== Exercise requirements ==
Whenever a line below mentions the word "this", that line should be copied.

== Provided material ==

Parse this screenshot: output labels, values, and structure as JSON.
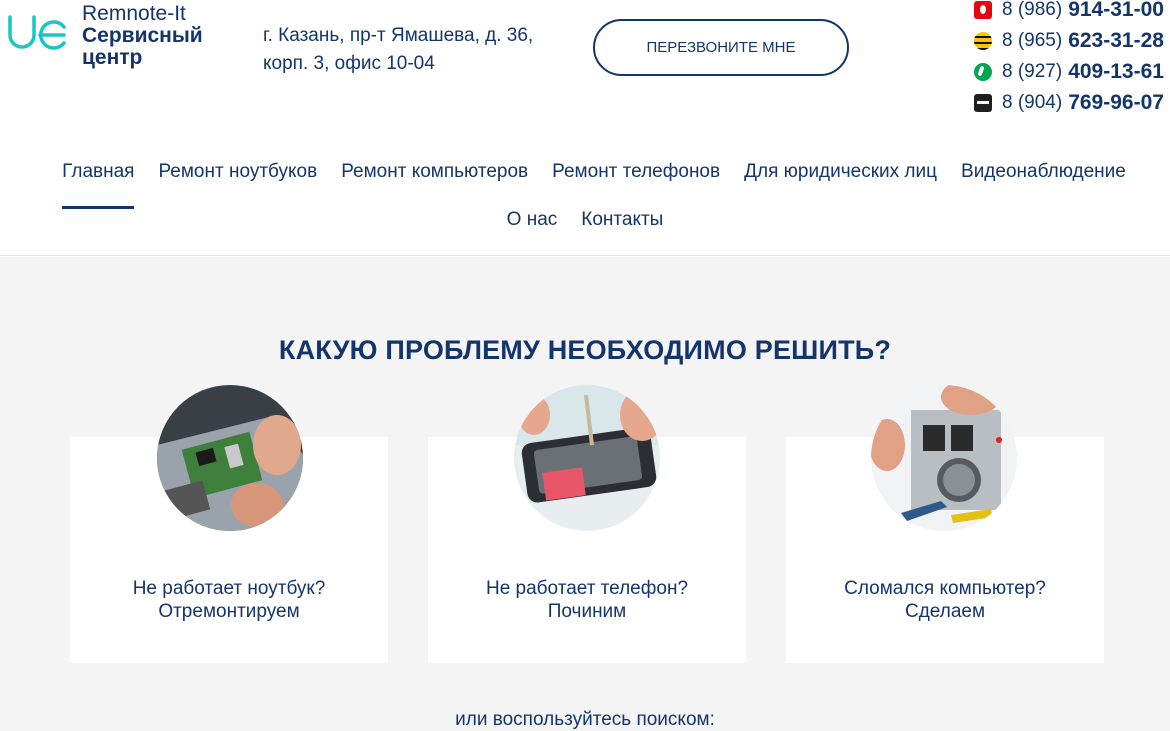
{
  "brand": {
    "line1": "Remnote-It",
    "line2": "Сервисный",
    "line3": "центр"
  },
  "address": {
    "line1": "г. Казань, пр-т Ямашева, д. 36,",
    "line2": "корп. 3, офис 10-04"
  },
  "callback_label": "ПЕРЕЗВОНИТЕ МНЕ",
  "phones": [
    {
      "operator_icon": "mts-icon",
      "code": "8 (986)",
      "number": "914-31-00"
    },
    {
      "operator_icon": "beeline-icon",
      "code": "8 (965)",
      "number": "623-31-28"
    },
    {
      "operator_icon": "megafon-icon",
      "code": "8 (927)",
      "number": "409-13-61"
    },
    {
      "operator_icon": "tele2-icon",
      "code": "8 (904)",
      "number": "769-96-07"
    }
  ],
  "nav": {
    "items": [
      "Главная",
      "Ремонт ноутбуков",
      "Ремонт компьютеров",
      "Ремонт телефонов",
      "Для юридических лиц",
      "Видеонаблюдение",
      "О нас",
      "Контакты"
    ],
    "active": "Главная"
  },
  "section_title": "КАКУЮ ПРОБЛЕМУ НЕОБХОДИМО РЕШИТЬ?",
  "cards": [
    {
      "line1": "Не работает ноутбук?",
      "line2": "Отремонтируем",
      "image": "laptop-repair-photo"
    },
    {
      "line1": "Не работает телефон?",
      "line2": "Починим",
      "image": "phone-repair-photo"
    },
    {
      "line1": "Сломался компьютер?",
      "line2": "Сделаем",
      "image": "computer-repair-photo"
    }
  ],
  "search_hint": "или воспользуйтесь поиском:",
  "colors": {
    "primary": "#14356b",
    "logo_accent": "#18c6c6",
    "background": "#f4f4f4"
  }
}
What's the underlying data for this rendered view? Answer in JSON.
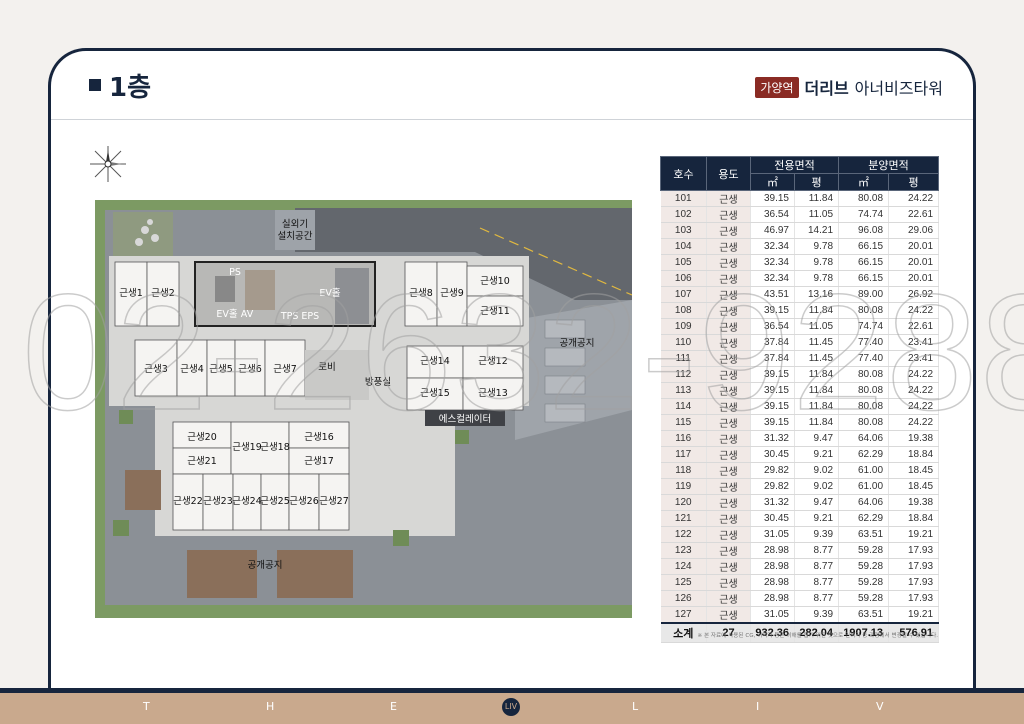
{
  "header": {
    "floor_title": "1층",
    "brand_tag": "가양역",
    "brand_bold": "더리브",
    "brand_rest": "아너비즈타워"
  },
  "watermark": "02-2632-9288",
  "plan": {
    "labels": {
      "outdoor_unit_1": "실외기",
      "outdoor_unit_2": "설치공간",
      "ps": "PS",
      "ev_hall_1": "EV홀",
      "av": "AV",
      "tps_eps": "TPS EPS",
      "ev_hall_2": "EV홀",
      "lobby": "로비",
      "disaster_room": "방풍실",
      "escalator": "에스컬레이터",
      "open_space_right": "공개공지",
      "open_space_bottom": "공개공지"
    },
    "units": {
      "u1": "근생1",
      "u2": "근생2",
      "u3": "근생3",
      "u4": "근생4",
      "u5": "근생5",
      "u6": "근생6",
      "u7": "근생7",
      "u8": "근생8",
      "u9": "근생9",
      "u10": "근생10",
      "u11": "근생11",
      "u12": "근생12",
      "u13": "근생13",
      "u14": "근생14",
      "u15": "근생15",
      "u16": "근생16",
      "u17": "근생17",
      "u18": "근생18",
      "u19": "근생19",
      "u20": "근생20",
      "u21": "근생21",
      "u22": "근생22",
      "u23": "근생23",
      "u24": "근생24",
      "u25": "근생25",
      "u26": "근생26",
      "u27": "근생27"
    }
  },
  "table": {
    "headers": {
      "unit_no": "호수",
      "use": "용도",
      "exclusive_area": "전용면적",
      "sale_area": "분양면적",
      "sqm": "㎡",
      "pyeong": "평"
    },
    "rows": [
      [
        "101",
        "근생",
        "39.15",
        "11.84",
        "80.08",
        "24.22"
      ],
      [
        "102",
        "근생",
        "36.54",
        "11.05",
        "74.74",
        "22.61"
      ],
      [
        "103",
        "근생",
        "46.97",
        "14.21",
        "96.08",
        "29.06"
      ],
      [
        "104",
        "근생",
        "32.34",
        "9.78",
        "66.15",
        "20.01"
      ],
      [
        "105",
        "근생",
        "32.34",
        "9.78",
        "66.15",
        "20.01"
      ],
      [
        "106",
        "근생",
        "32.34",
        "9.78",
        "66.15",
        "20.01"
      ],
      [
        "107",
        "근생",
        "43.51",
        "13.16",
        "89.00",
        "26.92"
      ],
      [
        "108",
        "근생",
        "39.15",
        "11.84",
        "80.08",
        "24.22"
      ],
      [
        "109",
        "근생",
        "36.54",
        "11.05",
        "74.74",
        "22.61"
      ],
      [
        "110",
        "근생",
        "37.84",
        "11.45",
        "77.40",
        "23.41"
      ],
      [
        "111",
        "근생",
        "37.84",
        "11.45",
        "77.40",
        "23.41"
      ],
      [
        "112",
        "근생",
        "39.15",
        "11.84",
        "80.08",
        "24.22"
      ],
      [
        "113",
        "근생",
        "39.15",
        "11.84",
        "80.08",
        "24.22"
      ],
      [
        "114",
        "근생",
        "39.15",
        "11.84",
        "80.08",
        "24.22"
      ],
      [
        "115",
        "근생",
        "39.15",
        "11.84",
        "80.08",
        "24.22"
      ],
      [
        "116",
        "근생",
        "31.32",
        "9.47",
        "64.06",
        "19.38"
      ],
      [
        "117",
        "근생",
        "30.45",
        "9.21",
        "62.29",
        "18.84"
      ],
      [
        "118",
        "근생",
        "29.82",
        "9.02",
        "61.00",
        "18.45"
      ],
      [
        "119",
        "근생",
        "29.82",
        "9.02",
        "61.00",
        "18.45"
      ],
      [
        "120",
        "근생",
        "31.32",
        "9.47",
        "64.06",
        "19.38"
      ],
      [
        "121",
        "근생",
        "30.45",
        "9.21",
        "62.29",
        "18.84"
      ],
      [
        "122",
        "근생",
        "31.05",
        "9.39",
        "63.51",
        "19.21"
      ],
      [
        "123",
        "근생",
        "28.98",
        "8.77",
        "59.28",
        "17.93"
      ],
      [
        "124",
        "근생",
        "28.98",
        "8.77",
        "59.28",
        "17.93"
      ],
      [
        "125",
        "근생",
        "28.98",
        "8.77",
        "59.28",
        "17.93"
      ],
      [
        "126",
        "근생",
        "28.98",
        "8.77",
        "59.28",
        "17.93"
      ],
      [
        "127",
        "근생",
        "31.05",
        "9.39",
        "63.51",
        "19.21"
      ]
    ],
    "total": {
      "label": "소계",
      "count": "27",
      "ex_sqm": "932.36",
      "ex_py": "282.04",
      "sale_sqm": "1907.13",
      "sale_py": "576.91"
    }
  },
  "note": "※ 본 자료에 사용된 CG, 이미지 등은 이해를 돕기 위한 것으로 인허가 등 과정에서 변경될 수 있습니다.",
  "footer": {
    "letters": [
      "T",
      "H",
      "E",
      "L",
      "I",
      "V"
    ],
    "logo": "LIV"
  },
  "colors": {
    "navy": "#16253d",
    "accent_red": "#8a2b24",
    "footer_tan": "#c9a98d",
    "table_stripe": "#f1e9e6"
  }
}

== Reply ==
Parse this screenshot: output labels, values, and structure as JSON.
What's the underlying data for this rendered view? Answer in JSON.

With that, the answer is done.